Members of Corvida are cosmopolitan except for southern South America, some islands and Antarctica; they are found from Australia and New Zealand to the United States and Canada, to South America, Africa, Europe and Asia.
Mohouidae is only found in New Zealand.Whistlers are endemic to Australasia (from India to Australia and New Guinea).
^Jønsson, K.A., P.-H. Fabrea, R.E. Ricklefs,, and J. Fjeldså (2011b), Major global radiation of corvoid birds originated in the proto-Papuan archipelago, Proc. Natl. Acad. Sci. 108, 2328-2333.
^Aggerbeck, M., J. Fjeldså, L. Christidis, P.-H. Fabre, K.A. Jønsson (2014), Resolving deep lineage divergences in core corvoid passerine birds supports a proto-Papuan island origin, Mol. Phylogenet. Evol. 70, 272-285.
^Peterson, Roger Tory (1980). A Field Guide to the Birds East of the Rockies. Houghton Mifflin Company. ISBN039526619X.
^Simpson & Day (1999). A Field Guide to the Birds of Australia, 6th Edition. Penguin. ISBN0-691-04995-5.
^ abPerlo, Ber van (2011). Birds of New Zealand, Hawaii, and the Central and West Pacific. HarperCollins. ISBN9780007287383.
^Frances, Peter; et al. (2007). Bird: The Definitive Visual Guide.
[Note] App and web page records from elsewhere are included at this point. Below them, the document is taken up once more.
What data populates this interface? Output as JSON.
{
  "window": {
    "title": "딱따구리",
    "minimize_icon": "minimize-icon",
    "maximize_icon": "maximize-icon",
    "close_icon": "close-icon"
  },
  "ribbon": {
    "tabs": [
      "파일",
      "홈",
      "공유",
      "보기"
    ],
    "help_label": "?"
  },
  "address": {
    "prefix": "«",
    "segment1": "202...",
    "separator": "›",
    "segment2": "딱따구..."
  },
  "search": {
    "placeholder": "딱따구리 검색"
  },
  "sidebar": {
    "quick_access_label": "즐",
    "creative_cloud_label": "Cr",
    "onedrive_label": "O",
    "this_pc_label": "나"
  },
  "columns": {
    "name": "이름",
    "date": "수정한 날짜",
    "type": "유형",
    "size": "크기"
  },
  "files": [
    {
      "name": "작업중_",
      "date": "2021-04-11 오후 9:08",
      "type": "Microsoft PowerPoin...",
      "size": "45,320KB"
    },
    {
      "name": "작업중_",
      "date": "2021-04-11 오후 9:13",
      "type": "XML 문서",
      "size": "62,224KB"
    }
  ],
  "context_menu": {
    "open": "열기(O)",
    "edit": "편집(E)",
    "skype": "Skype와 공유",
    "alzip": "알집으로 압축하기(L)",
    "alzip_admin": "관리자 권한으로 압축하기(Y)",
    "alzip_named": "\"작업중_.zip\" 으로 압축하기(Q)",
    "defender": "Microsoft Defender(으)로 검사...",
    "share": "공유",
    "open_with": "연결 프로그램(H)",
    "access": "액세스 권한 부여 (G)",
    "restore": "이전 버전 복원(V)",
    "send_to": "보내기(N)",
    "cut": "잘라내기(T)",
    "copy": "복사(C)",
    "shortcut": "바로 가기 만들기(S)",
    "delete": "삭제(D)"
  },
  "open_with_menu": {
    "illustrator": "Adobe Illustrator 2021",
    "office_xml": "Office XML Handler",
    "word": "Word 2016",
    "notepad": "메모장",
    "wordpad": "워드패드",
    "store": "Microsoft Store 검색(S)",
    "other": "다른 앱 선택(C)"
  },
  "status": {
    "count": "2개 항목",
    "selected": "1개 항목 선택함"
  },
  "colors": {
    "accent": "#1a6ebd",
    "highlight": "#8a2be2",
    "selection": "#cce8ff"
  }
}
Dorling Kindersley Inc. ISBN1564582957. CS1 maint: Explicit use of et al. (link)
This article is part of Project Bird Taxonomy, a All Birds project that aims to write comprehensive articles on every order, family and other taxonomic rank related to birds.